→ Task to carry out
Working from the listing below, pick each line containing the word "JSON" and copy it.

** Opening Material for the task block **

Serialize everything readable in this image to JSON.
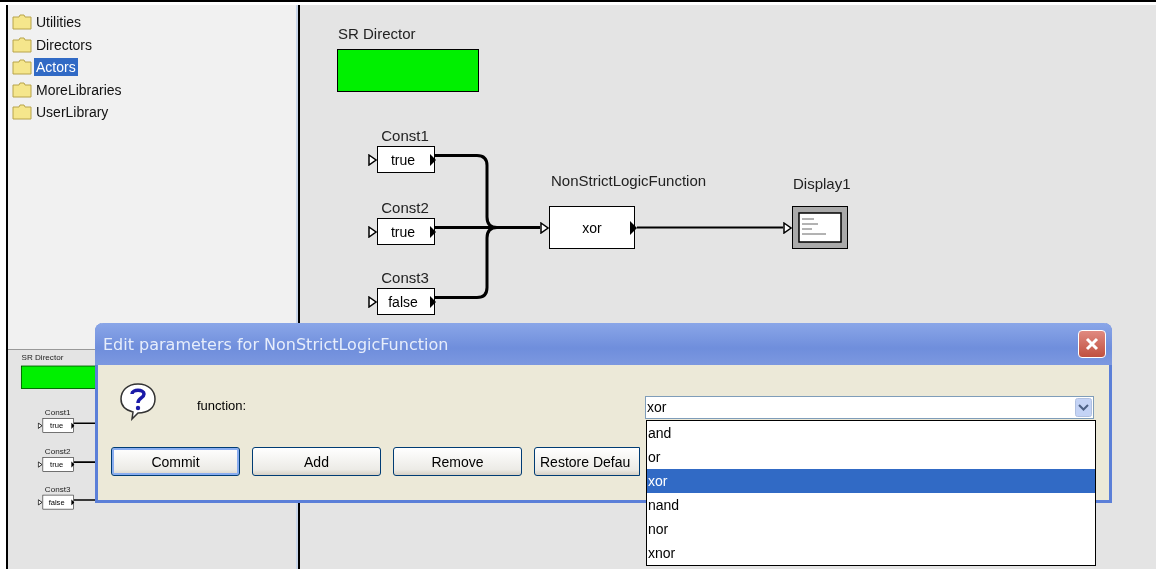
{
  "library_tree": {
    "items": [
      {
        "label": "Utilities",
        "selected": false
      },
      {
        "label": "Directors",
        "selected": false
      },
      {
        "label": "Actors",
        "selected": true
      },
      {
        "label": "MoreLibraries",
        "selected": false
      },
      {
        "label": "UserLibrary",
        "selected": false
      }
    ]
  },
  "overview": {
    "director": {
      "label": "SR Director"
    },
    "constants": [
      {
        "name": "Const1",
        "value": "true"
      },
      {
        "name": "Const2",
        "value": "true"
      },
      {
        "name": "Const3",
        "value": "false"
      }
    ]
  },
  "canvas": {
    "director": {
      "label": "SR Director"
    },
    "constants": [
      {
        "name": "Const1",
        "value": "true"
      },
      {
        "name": "Const2",
        "value": "true"
      },
      {
        "name": "Const3",
        "value": "false"
      }
    ],
    "function_block": {
      "name": "NonStrictLogicFunction",
      "value": "xor"
    },
    "display": {
      "name": "Display1"
    }
  },
  "dialog": {
    "title": "Edit parameters for NonStrictLogicFunction",
    "parameter": {
      "label": "function:",
      "value": "xor",
      "options": [
        {
          "label": "and",
          "selected": false
        },
        {
          "label": "or",
          "selected": false
        },
        {
          "label": "xor",
          "selected": true
        },
        {
          "label": "nand",
          "selected": false
        },
        {
          "label": "nor",
          "selected": false
        },
        {
          "label": "xnor",
          "selected": false
        }
      ]
    },
    "buttons": [
      {
        "label": "Commit",
        "focused": true
      },
      {
        "label": "Add",
        "focused": false
      },
      {
        "label": "Remove",
        "focused": false
      },
      {
        "label": "Restore Defau",
        "focused": false
      }
    ]
  }
}
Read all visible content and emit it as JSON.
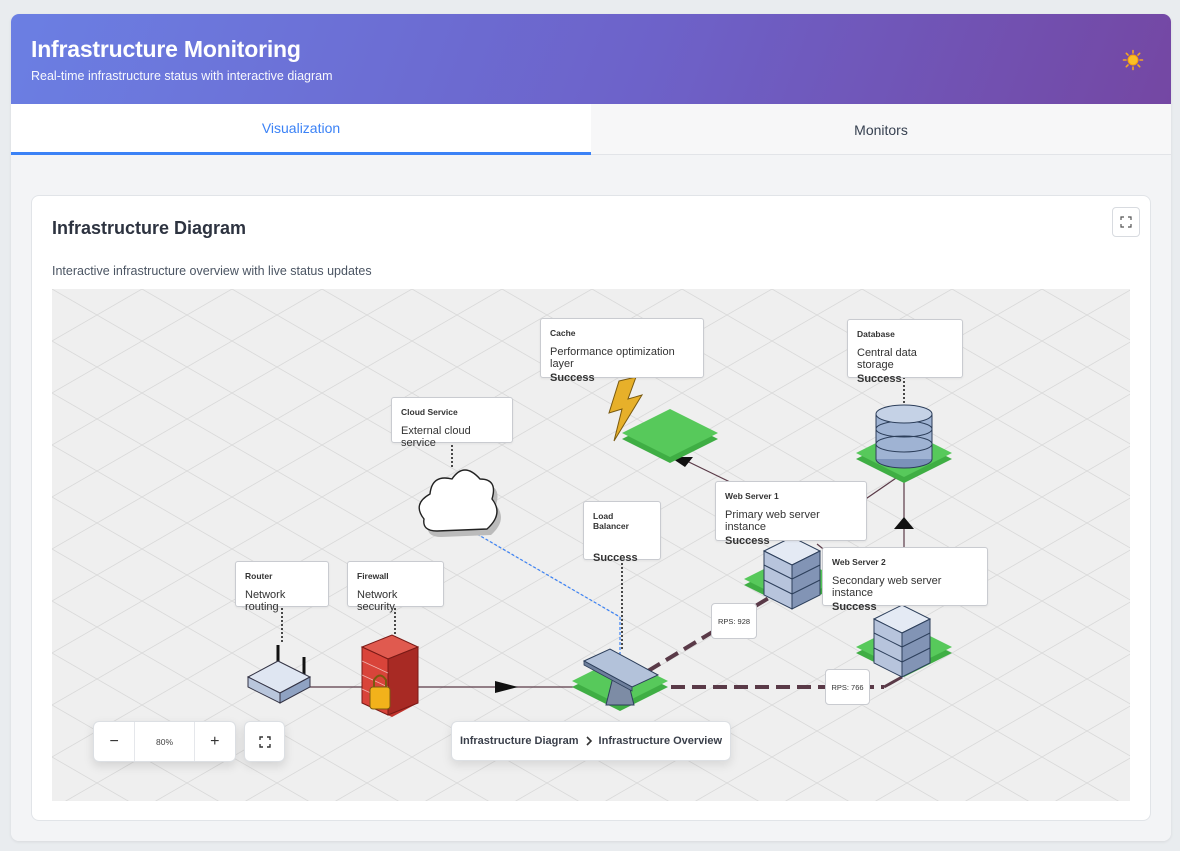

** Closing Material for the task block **

→ Output of the task
Serialize everything readable in this image to JSON.
Read all visible content and emit it as JSON.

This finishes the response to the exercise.